- [PROBLEM] Determine the number of lines in the entries below in which the word "main" appears, and reply with that number only.
==== EXTRACTED ENTRIES
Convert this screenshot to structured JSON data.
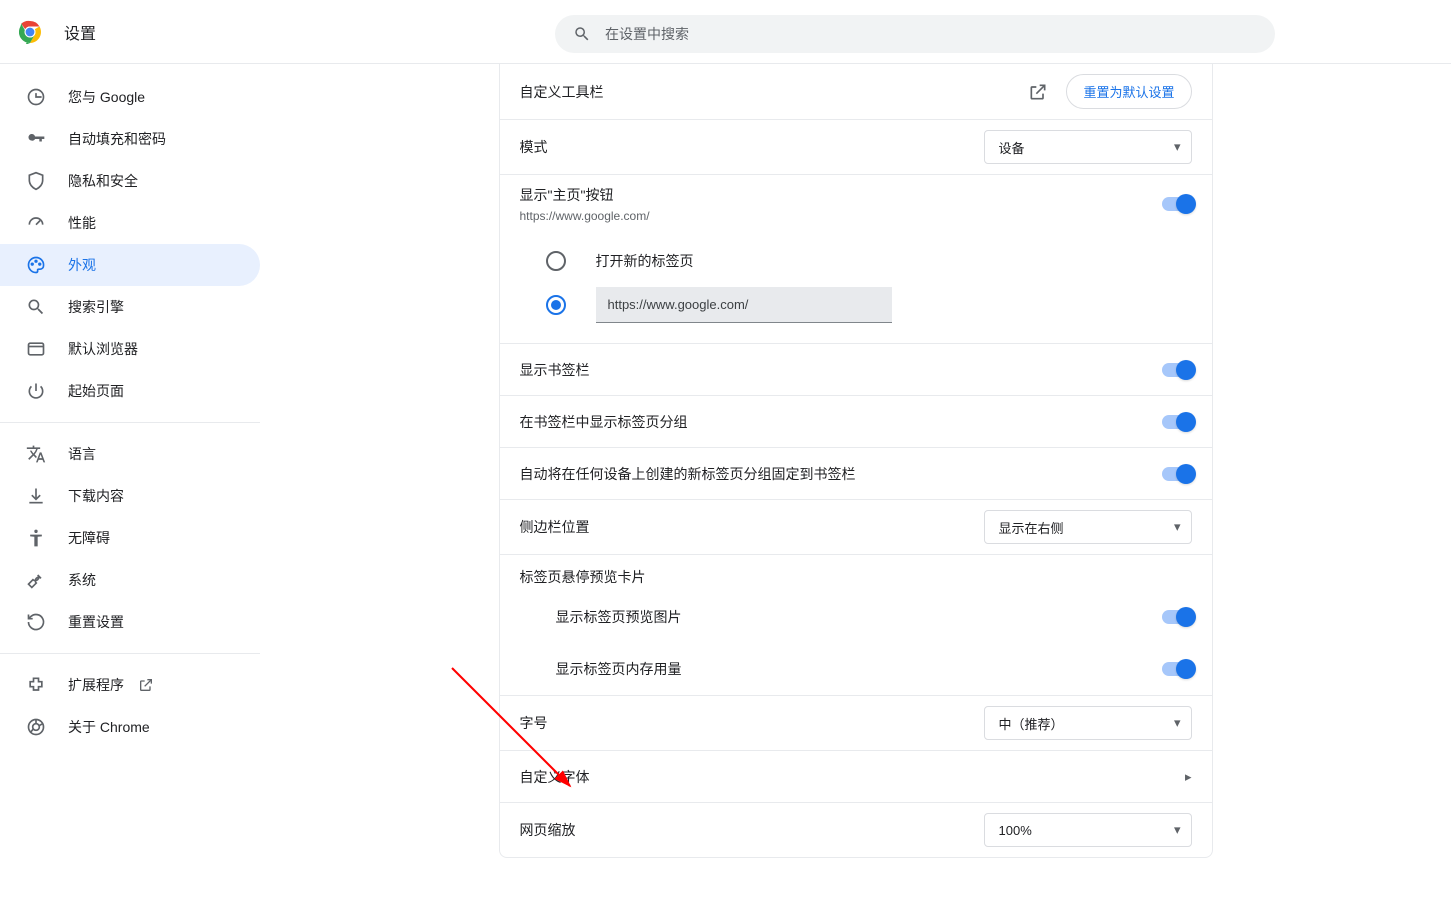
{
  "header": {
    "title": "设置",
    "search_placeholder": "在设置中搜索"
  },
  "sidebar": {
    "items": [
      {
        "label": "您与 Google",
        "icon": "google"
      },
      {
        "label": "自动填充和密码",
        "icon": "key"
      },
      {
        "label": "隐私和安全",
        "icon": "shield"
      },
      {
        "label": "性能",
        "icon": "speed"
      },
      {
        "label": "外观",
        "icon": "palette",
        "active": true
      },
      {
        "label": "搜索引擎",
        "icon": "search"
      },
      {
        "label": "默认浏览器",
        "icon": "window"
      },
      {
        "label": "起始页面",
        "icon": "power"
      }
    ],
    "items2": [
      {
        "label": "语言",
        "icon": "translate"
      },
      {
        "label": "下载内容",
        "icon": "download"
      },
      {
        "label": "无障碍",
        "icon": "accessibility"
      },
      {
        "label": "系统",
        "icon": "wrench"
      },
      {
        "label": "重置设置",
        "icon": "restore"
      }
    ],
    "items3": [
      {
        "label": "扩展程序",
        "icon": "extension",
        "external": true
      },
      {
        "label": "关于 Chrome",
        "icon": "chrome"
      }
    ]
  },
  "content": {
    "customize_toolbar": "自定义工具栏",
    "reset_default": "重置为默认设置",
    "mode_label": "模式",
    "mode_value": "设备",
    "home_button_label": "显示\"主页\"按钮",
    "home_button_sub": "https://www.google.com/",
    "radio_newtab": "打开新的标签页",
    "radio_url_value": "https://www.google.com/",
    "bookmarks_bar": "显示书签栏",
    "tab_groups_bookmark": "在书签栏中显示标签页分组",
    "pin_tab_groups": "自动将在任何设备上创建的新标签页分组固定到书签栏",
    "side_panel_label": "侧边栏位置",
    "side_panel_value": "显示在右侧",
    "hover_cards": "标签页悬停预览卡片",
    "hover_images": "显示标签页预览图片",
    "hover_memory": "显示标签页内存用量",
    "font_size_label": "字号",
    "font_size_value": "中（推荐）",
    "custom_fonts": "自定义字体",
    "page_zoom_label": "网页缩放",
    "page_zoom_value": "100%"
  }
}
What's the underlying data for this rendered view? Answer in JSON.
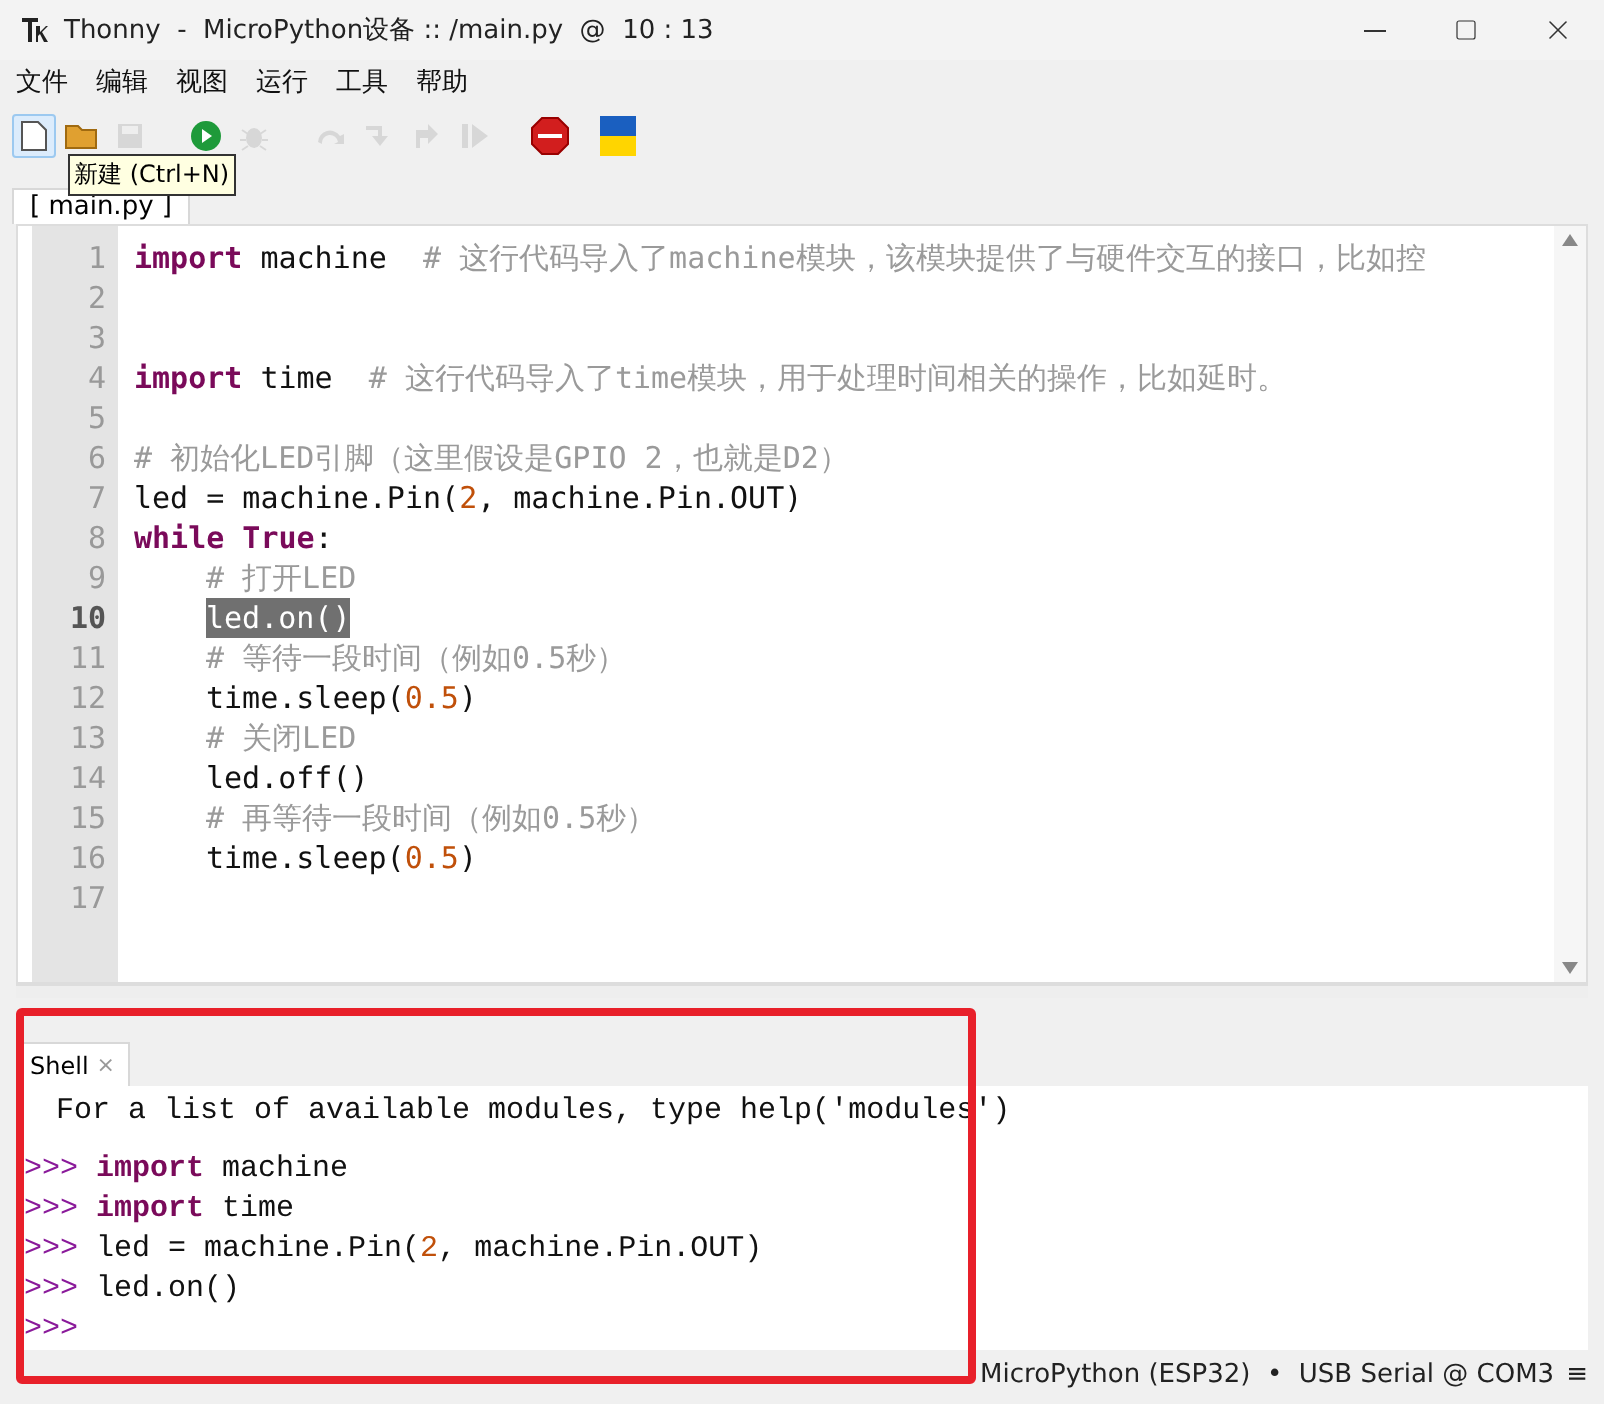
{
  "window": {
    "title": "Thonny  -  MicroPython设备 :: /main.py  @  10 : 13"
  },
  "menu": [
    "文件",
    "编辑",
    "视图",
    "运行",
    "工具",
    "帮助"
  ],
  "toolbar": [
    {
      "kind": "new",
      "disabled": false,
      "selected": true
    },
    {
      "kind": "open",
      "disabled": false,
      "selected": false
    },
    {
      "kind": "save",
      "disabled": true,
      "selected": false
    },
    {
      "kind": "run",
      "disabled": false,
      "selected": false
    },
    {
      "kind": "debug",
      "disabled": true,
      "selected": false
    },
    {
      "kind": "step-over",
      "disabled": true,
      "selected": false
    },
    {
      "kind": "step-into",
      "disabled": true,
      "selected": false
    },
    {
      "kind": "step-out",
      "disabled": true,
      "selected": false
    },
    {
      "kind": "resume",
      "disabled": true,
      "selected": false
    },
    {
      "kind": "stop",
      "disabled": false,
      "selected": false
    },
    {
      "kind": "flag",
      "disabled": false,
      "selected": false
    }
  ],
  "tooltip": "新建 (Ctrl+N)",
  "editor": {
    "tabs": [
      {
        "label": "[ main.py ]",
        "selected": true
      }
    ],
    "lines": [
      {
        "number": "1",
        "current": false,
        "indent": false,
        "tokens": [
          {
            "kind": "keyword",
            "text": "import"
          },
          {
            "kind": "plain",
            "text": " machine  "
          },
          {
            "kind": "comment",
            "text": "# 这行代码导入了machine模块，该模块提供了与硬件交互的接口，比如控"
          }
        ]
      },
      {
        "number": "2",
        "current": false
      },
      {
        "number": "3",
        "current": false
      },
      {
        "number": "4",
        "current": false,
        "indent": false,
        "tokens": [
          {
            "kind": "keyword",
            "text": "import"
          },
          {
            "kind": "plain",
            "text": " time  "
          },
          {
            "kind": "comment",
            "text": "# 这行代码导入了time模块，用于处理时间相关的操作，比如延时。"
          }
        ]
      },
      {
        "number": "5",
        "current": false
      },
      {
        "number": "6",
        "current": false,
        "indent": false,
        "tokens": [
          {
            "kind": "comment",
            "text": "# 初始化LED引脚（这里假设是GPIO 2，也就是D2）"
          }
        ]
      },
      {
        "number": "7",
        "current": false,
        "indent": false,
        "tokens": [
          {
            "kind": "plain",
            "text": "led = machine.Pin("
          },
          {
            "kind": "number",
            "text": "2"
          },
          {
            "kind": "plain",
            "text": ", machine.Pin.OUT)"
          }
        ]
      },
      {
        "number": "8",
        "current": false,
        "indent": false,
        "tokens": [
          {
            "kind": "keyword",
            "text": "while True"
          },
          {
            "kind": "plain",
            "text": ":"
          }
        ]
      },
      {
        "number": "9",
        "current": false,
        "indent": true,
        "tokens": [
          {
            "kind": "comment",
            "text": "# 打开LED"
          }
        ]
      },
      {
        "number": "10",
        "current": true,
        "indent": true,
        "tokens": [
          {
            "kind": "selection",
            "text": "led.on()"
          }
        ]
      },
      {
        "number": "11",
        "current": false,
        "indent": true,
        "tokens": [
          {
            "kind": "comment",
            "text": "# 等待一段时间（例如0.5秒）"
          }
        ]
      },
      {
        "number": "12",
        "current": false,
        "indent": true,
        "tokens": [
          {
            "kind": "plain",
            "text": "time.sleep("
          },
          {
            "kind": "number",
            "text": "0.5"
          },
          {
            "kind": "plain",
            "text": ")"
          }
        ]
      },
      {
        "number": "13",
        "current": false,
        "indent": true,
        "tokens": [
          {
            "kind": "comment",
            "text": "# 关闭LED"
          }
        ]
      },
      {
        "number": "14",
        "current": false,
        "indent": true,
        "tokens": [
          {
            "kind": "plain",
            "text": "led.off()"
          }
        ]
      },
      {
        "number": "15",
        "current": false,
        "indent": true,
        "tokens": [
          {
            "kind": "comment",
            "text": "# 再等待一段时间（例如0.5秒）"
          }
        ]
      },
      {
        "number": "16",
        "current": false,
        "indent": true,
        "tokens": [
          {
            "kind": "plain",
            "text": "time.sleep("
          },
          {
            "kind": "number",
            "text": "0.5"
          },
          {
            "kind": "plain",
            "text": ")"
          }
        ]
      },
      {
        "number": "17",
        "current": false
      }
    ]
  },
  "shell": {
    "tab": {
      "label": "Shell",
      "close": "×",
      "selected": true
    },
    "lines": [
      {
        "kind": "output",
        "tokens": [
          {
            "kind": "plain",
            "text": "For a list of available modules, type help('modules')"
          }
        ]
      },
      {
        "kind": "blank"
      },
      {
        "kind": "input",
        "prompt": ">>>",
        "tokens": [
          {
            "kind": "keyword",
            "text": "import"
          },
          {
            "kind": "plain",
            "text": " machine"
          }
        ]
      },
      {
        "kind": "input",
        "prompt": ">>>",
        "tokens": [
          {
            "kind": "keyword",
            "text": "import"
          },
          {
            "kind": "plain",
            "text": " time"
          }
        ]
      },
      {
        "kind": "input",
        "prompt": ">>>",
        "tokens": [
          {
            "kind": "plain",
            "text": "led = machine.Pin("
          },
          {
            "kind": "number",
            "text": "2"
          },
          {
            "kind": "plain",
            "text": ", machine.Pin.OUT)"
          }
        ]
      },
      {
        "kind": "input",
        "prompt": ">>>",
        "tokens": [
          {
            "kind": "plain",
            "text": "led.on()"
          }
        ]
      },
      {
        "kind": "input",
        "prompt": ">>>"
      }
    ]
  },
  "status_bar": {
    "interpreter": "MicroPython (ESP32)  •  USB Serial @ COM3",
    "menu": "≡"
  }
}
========
- [RESULT] 2